As an additional LDAR measure on our unconventional wells, EQT has remote gas detection monitors inside the gas processing units that monitor for leaks in real-time. If a leak is detected, an alert is sent to EQT's gas control center, which then assigns a specialist to conduct an inspection and any confirmed leak is repaired as soon as practical. For our conventional wells, we perform auditory, visual, and olfactory inspections on a quarterly basis. 

Leak Repair Procedures 
Unless deemed an emergency or hazardous situation, our standard practice is to repair all minor leaks Immediately or within 15 days. EQT uses a management system to track leak repairs along its various pipelines and Is upgrading its management system to track leak repairs at its wellpads. EQT's standard practice exceeds voluntary, state, and federal requirements related to leak repair procedures.

If a leak is found at a midstream facility, a work order for that leak is created and assigned to the facility supervisor who coordinates activities for the repair. If the repair is not completed within three days, an alert is sent out through the management system. EQT's production operations strive to repair leaks immediately; however, if a leak cannot be immediately repaired, due to lack of proper tools or knowledge, the site supervisor is notified and a specialist is assigned to repair the leak. In both the midstream and production operations, all leak repairs are re-surveyed.

In 2017, more than 90% of all leaks detected in production operations were repaired Immediately. During 2016 and 2017, there were no repairs delayed beyond the applicable regulatory limits. Again, if safety is an issue, repairs are completed as quickly as possible. 

Leak Detection Training
A small team of EQT employees have been trained by optical gas imaging experts and certified to operate FLIR or OpGal optical gas imaging cameras. The training consists of a three-day course that includes both classroom and onsite experience. The course objectives are to explain the regulatory framework for OGI, demonstrate proper operation of the cameras, explain the basics of thermal science, and illustrate the nuances of using the specialized technology. EQT currently has nine employees who have been trained and certified in optical gas imaging, and we plan to train additional employees during 2018. 

EQT uses OpGal EyeCGas OGI, FLIR GF320 OGI, and FLIR GFx320 OGI cameras.

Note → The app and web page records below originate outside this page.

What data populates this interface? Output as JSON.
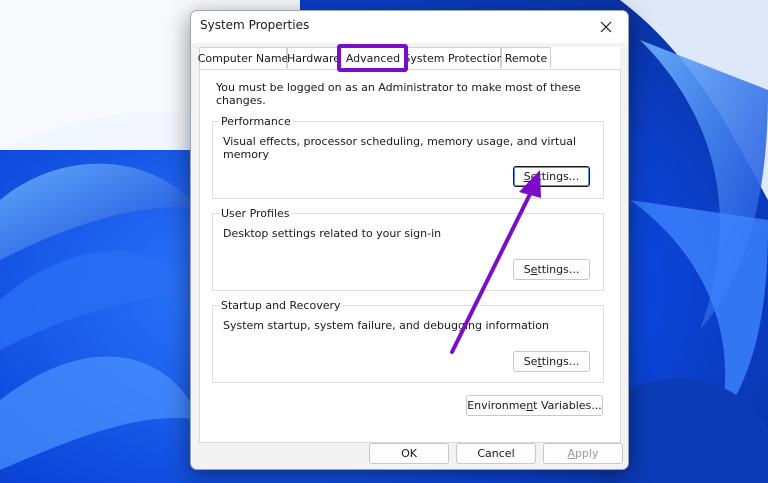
{
  "window": {
    "title": "System Properties",
    "close_glyph": "✕"
  },
  "tabs": [
    {
      "label": "Computer Name",
      "active": false
    },
    {
      "label": "Hardware",
      "active": false
    },
    {
      "label": "Advanced",
      "active": true
    },
    {
      "label": "System Protection",
      "active": false
    },
    {
      "label": "Remote",
      "active": false
    }
  ],
  "advanced": {
    "admin_note": "You must be logged on as an Administrator to make most of these changes.",
    "performance": {
      "title": "Performance",
      "description": "Visual effects, processor scheduling, memory usage, and virtual memory",
      "button": {
        "pre": "",
        "mnemonic": "S",
        "post": "ettings..."
      }
    },
    "user_profiles": {
      "title": "User Profiles",
      "description": "Desktop settings related to your sign-in",
      "button": {
        "pre": "S",
        "mnemonic": "e",
        "post": "ttings..."
      }
    },
    "startup_recovery": {
      "title": "Startup and Recovery",
      "description": "System startup, system failure, and debugging information",
      "button": {
        "pre": "Se",
        "mnemonic": "t",
        "post": "tings..."
      }
    },
    "env_vars_button": {
      "pre": "Environme",
      "mnemonic": "n",
      "post": "t Variables..."
    }
  },
  "footer": {
    "ok": "OK",
    "cancel": "Cancel",
    "apply": {
      "pre": "",
      "mnemonic": "A",
      "post": "pply"
    }
  },
  "colors": {
    "highlight": "#7a0ec8",
    "arrow": "#7a0ec8",
    "wallpaper": "#0a3dd1"
  }
}
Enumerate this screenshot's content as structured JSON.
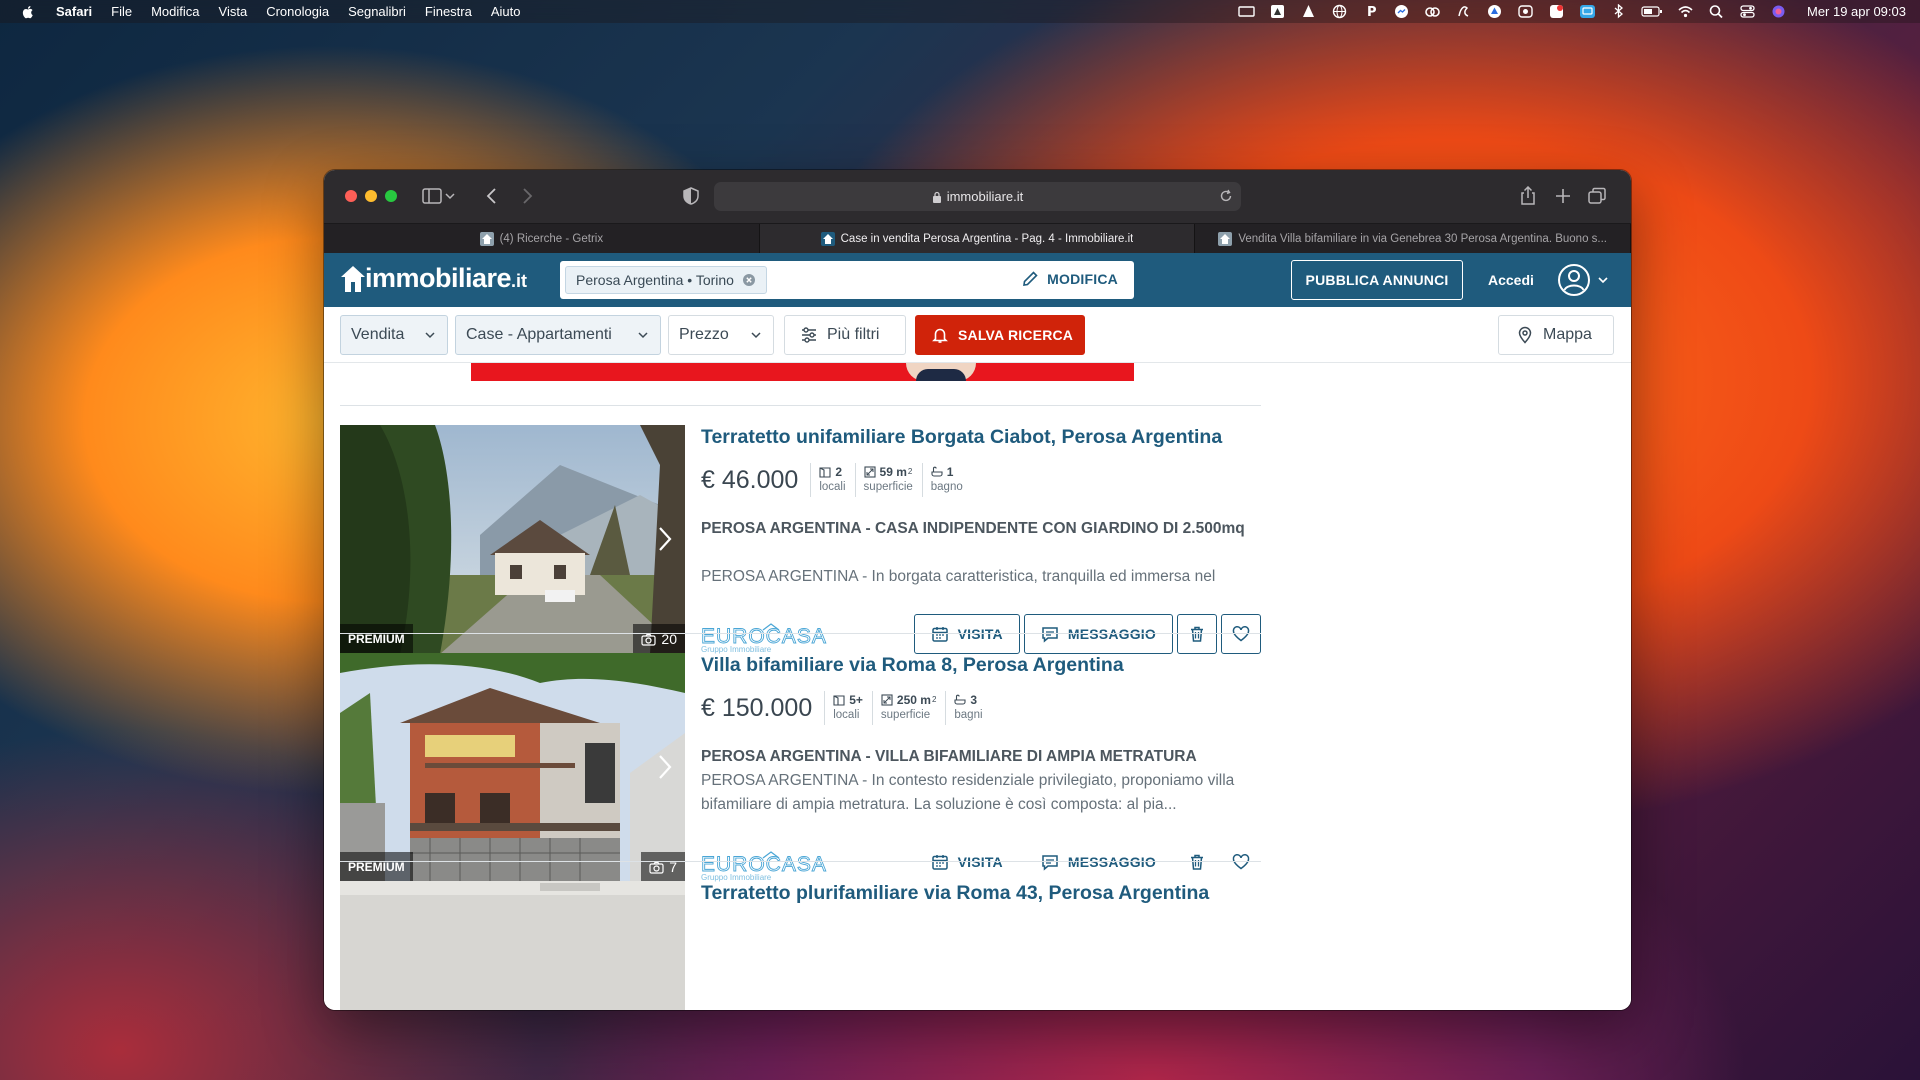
{
  "menubar": {
    "items": [
      "Safari",
      "File",
      "Modifica",
      "Vista",
      "Cronologia",
      "Segnalibri",
      "Finestra",
      "Aiuto"
    ],
    "clock": "Mer 19 apr 09:03"
  },
  "browser": {
    "url": "immobiliare.it",
    "tabs": [
      {
        "label": "(4) Ricerche - Getrix",
        "active": false
      },
      {
        "label": "Case in vendita Perosa Argentina - Pag. 4 - Immobiliare.it",
        "active": true
      },
      {
        "label": "Vendita Villa bifamiliare in via Genebrea 30 Perosa Argentina. Buono s...",
        "active": false
      }
    ]
  },
  "site": {
    "logo_text": "immobiliare",
    "logo_tld": ".it",
    "search_chip": "Perosa Argentina • Torino",
    "modifica_label": "MODIFICA",
    "pubblica_label": "PUBBLICA ANNUNCI",
    "accedi_label": "Accedi",
    "brand_color": "#1f5b7d",
    "accent_color": "#d0230a"
  },
  "filters": {
    "contract": "Vendita",
    "category": "Case - Appartamenti",
    "price": "Prezzo",
    "more": "Più filtri",
    "save": "SALVA RICERCA",
    "map": "Mappa"
  },
  "listings": [
    {
      "title": "Terratetto unifamiliare Borgata Ciabot, Perosa Argentina",
      "price": "€ 46.000",
      "rooms_value": "2",
      "rooms_label": "locali",
      "area_value": "59 m",
      "area_sup": "2",
      "area_label": "superficie",
      "baths_value": "1",
      "baths_label": "bagno",
      "desc_title": "PEROSA ARGENTINA - CASA INDIPENDENTE CON GIARDINO DI 2.500mq",
      "desc_text": "PEROSA ARGENTINA - In borgata caratteristica, tranquilla ed immersa nel",
      "badge": "PREMIUM",
      "photo_count": "20",
      "visit_label": "VISITA",
      "message_label": "MESSAGGIO",
      "agency_alt": "EUROCASA Gruppo Immobiliare"
    },
    {
      "title": "Villa bifamiliare via Roma 8, Perosa Argentina",
      "price": "€ 150.000",
      "rooms_value": "5+",
      "rooms_label": "locali",
      "area_value": "250 m",
      "area_sup": "2",
      "area_label": "superficie",
      "baths_value": "3",
      "baths_label": "bagni",
      "desc_title": "PEROSA ARGENTINA - VILLA BIFAMILIARE DI AMPIA METRATURA",
      "desc_text": "PEROSA ARGENTINA - In contesto residenziale privilegiato, proponiamo villa bifamiliare di ampia metratura. La soluzione è così composta: al pia...",
      "badge": "PREMIUM",
      "photo_count": "7",
      "visit_label": "VISITA",
      "message_label": "MESSAGGIO",
      "agency_alt": "EUROCASA Gruppo Immobiliare"
    },
    {
      "title": "Terratetto plurifamiliare via Roma 43, Perosa Argentina"
    }
  ]
}
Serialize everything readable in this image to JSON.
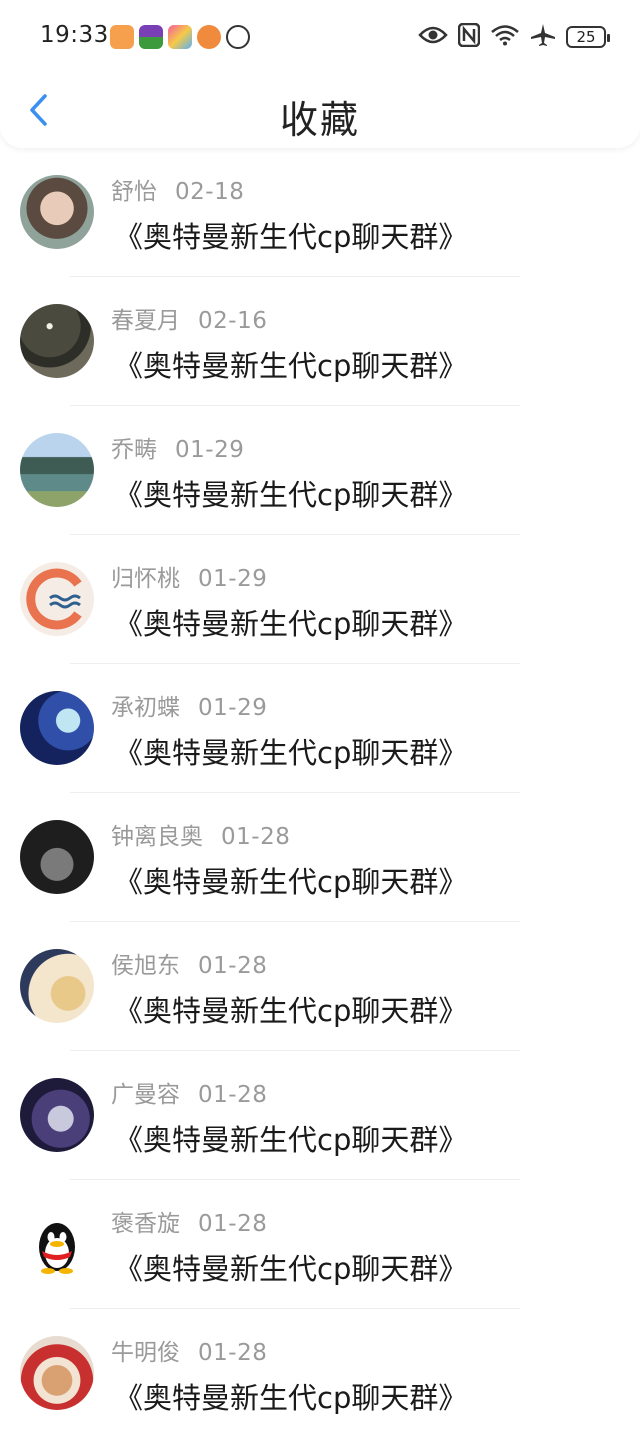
{
  "status_bar": {
    "time": "19:33",
    "battery": "25",
    "icons": [
      "eye-icon",
      "nfc-icon",
      "wifi-icon",
      "airplane-icon"
    ]
  },
  "header": {
    "title": "收藏",
    "back_icon": "chevron-left-icon"
  },
  "items": [
    {
      "nickname": " 舒怡",
      "date": "02-18",
      "title": "《奥特曼新生代cp聊天群》"
    },
    {
      "nickname": "春夏月",
      "date": "02-16",
      "title": "《奥特曼新生代cp聊天群》"
    },
    {
      "nickname": "乔畴",
      "date": "01-29",
      "title": "《奥特曼新生代cp聊天群》"
    },
    {
      "nickname": "归怀桃",
      "date": "01-29",
      "title": "《奥特曼新生代cp聊天群》"
    },
    {
      "nickname": "承初蝶",
      "date": "01-29",
      "title": "《奥特曼新生代cp聊天群》"
    },
    {
      "nickname": "钟离良奥",
      "date": "01-28",
      "title": "《奥特曼新生代cp聊天群》"
    },
    {
      "nickname": "侯旭东",
      "date": "01-28",
      "title": "《奥特曼新生代cp聊天群》"
    },
    {
      "nickname": "广曼容",
      "date": "01-28",
      "title": "《奥特曼新生代cp聊天群》"
    },
    {
      "nickname": "褒香旋",
      "date": "01-28",
      "title": "《奥特曼新生代cp聊天群》"
    },
    {
      "nickname": "牛明俊",
      "date": "01-28",
      "title": "《奥特曼新生代cp聊天群》"
    }
  ],
  "colors": {
    "accent": "#3b8ff0",
    "meta_text": "#9a9a9a",
    "title_text": "#1a1a1a"
  }
}
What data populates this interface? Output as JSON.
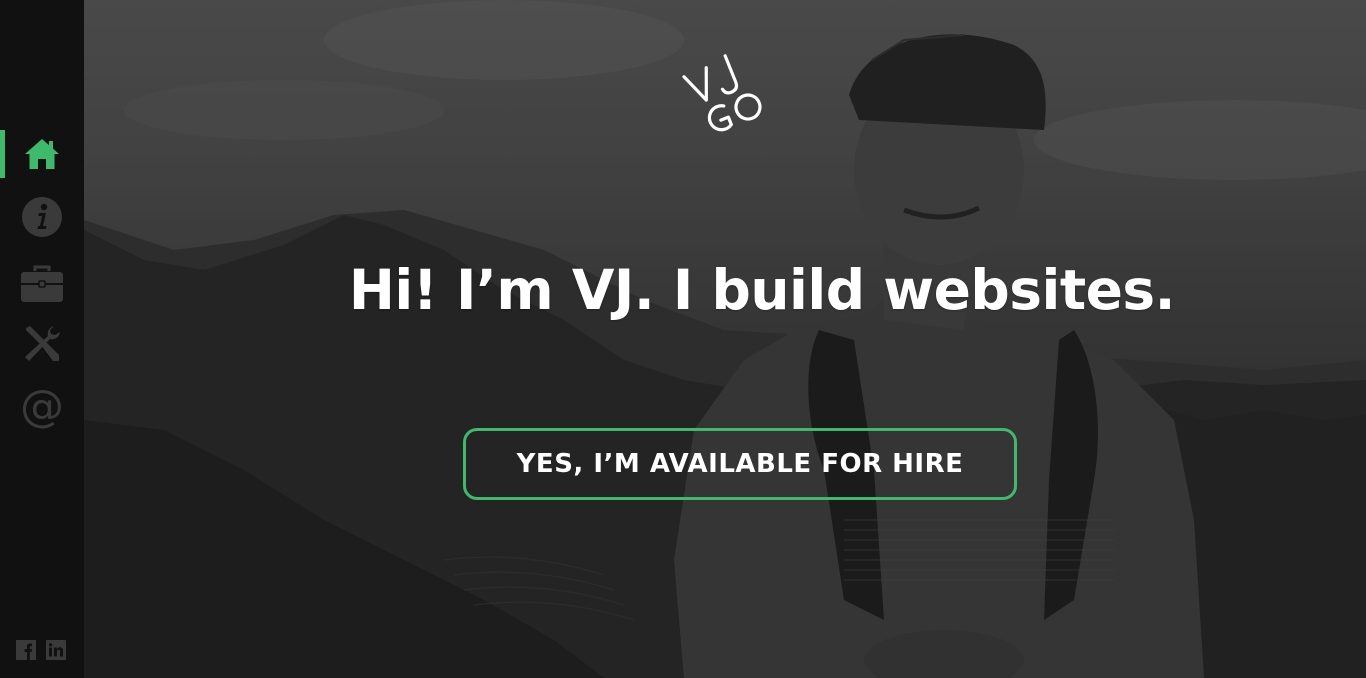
{
  "colors": {
    "accent": "#3dbb6b",
    "sidebar_bg": "#111111",
    "icon_inactive": "#3a3a3a",
    "text": "#ffffff"
  },
  "sidebar": {
    "items": [
      {
        "id": "home",
        "icon": "home-icon",
        "active": true
      },
      {
        "id": "about",
        "icon": "info-icon",
        "active": false
      },
      {
        "id": "portfolio",
        "icon": "briefcase-icon",
        "active": false
      },
      {
        "id": "skills",
        "icon": "tools-icon",
        "active": false
      },
      {
        "id": "contact",
        "icon": "at-icon",
        "active": false
      }
    ],
    "social": [
      {
        "id": "facebook",
        "icon": "facebook-icon",
        "label": "f"
      },
      {
        "id": "linkedin",
        "icon": "linkedin-icon",
        "label": "in"
      }
    ]
  },
  "hero": {
    "logo_letters": {
      "top": "VJ",
      "bottom": "GO"
    },
    "headline": "Hi! I’m VJ. I build websites.",
    "cta_label": "YES, I’M AVAILABLE FOR HIRE"
  }
}
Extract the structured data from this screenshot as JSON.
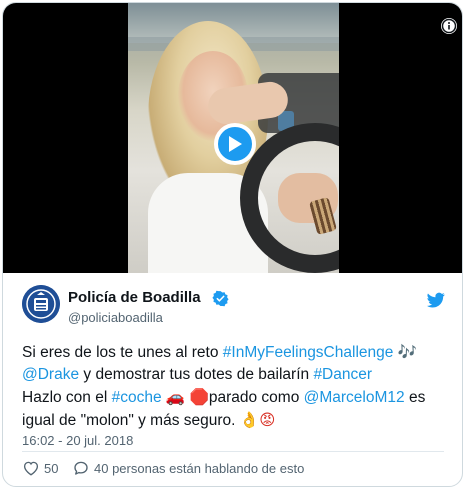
{
  "account": {
    "display_name": "Policía de Boadilla",
    "handle": "@policiaboadilla"
  },
  "tweet": {
    "line1_a": "Si eres de los te unes al reto ",
    "hashtag_challenge": "#InMyFeelingsChallenge",
    "emoji_music": "🎶",
    "mention_drake": "@Drake",
    "line2_b": " y demostrar tus dotes de bailarín ",
    "hashtag_dancer": "#Dancer",
    "line3_a": "Hazlo con el ",
    "hashtag_coche": "#coche",
    "emoji_car": "🚗",
    "emoji_stop": "🛑",
    "line3_b": "parado como ",
    "mention_marcelo": "@MarceloM12",
    "line3_c": " es igual de \"molon\" y más seguro. ",
    "emoji_ok": "👌",
    "emoji_angry": "😡"
  },
  "timestamp": "16:02 - 20 jul. 2018",
  "actions": {
    "like_count": "50",
    "conversation": "40 personas están hablando de esto"
  },
  "icons": {
    "play": "play-icon",
    "info": "info-icon",
    "verified": "verified-badge-icon",
    "twitter": "twitter-bird-icon",
    "like": "heart-icon",
    "reply": "reply-bubble-icon"
  },
  "colors": {
    "accent": "#1d9bf0",
    "link": "#1b95e0",
    "text": "#0f1419",
    "secondary": "#536471"
  }
}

Each of these cameras has been verified by its manufacturer to meet the Environmental Protection Agency's (EPA} LDAR requirements under the EPA's New Source Performance Standards for the Oil and Natural Gas Industry. 

High-Bleed Controller Replacement
In 2016, EQT commenced a high-bleed controller replacement program and replaced 515 pneumatic devices with intermittent-bleed or low-bleed controllers. As of Q1 2018, we are operating four high-bleed pneumatic controllers, which represents less than 0.04% of our total natural gas pneumatic controller count. Going forward, our new compressor stations will be designed to utilize air compression in lieu of natural gas controllers; and all new wellpads will use intermittent-, low-, or no-bleed pneumatic controllers. 





[1] EQT had 160 compressor stations/dehydration facilities as of December 31, 2017 

[2] EQT had 300 unconventional wellpads as of December 31, 2017







[1] EQT had 160 compressor stations/dehydration facilities as of December 31, 2017 

[2] EQT had 300 unconventional wellpads as of December 31, 2017



[1] EQT had 160 compressor stations/dehydration facilities as of December 31, 2017 

[2] EQT had 300 unconventional wellpads as of December 31, 2017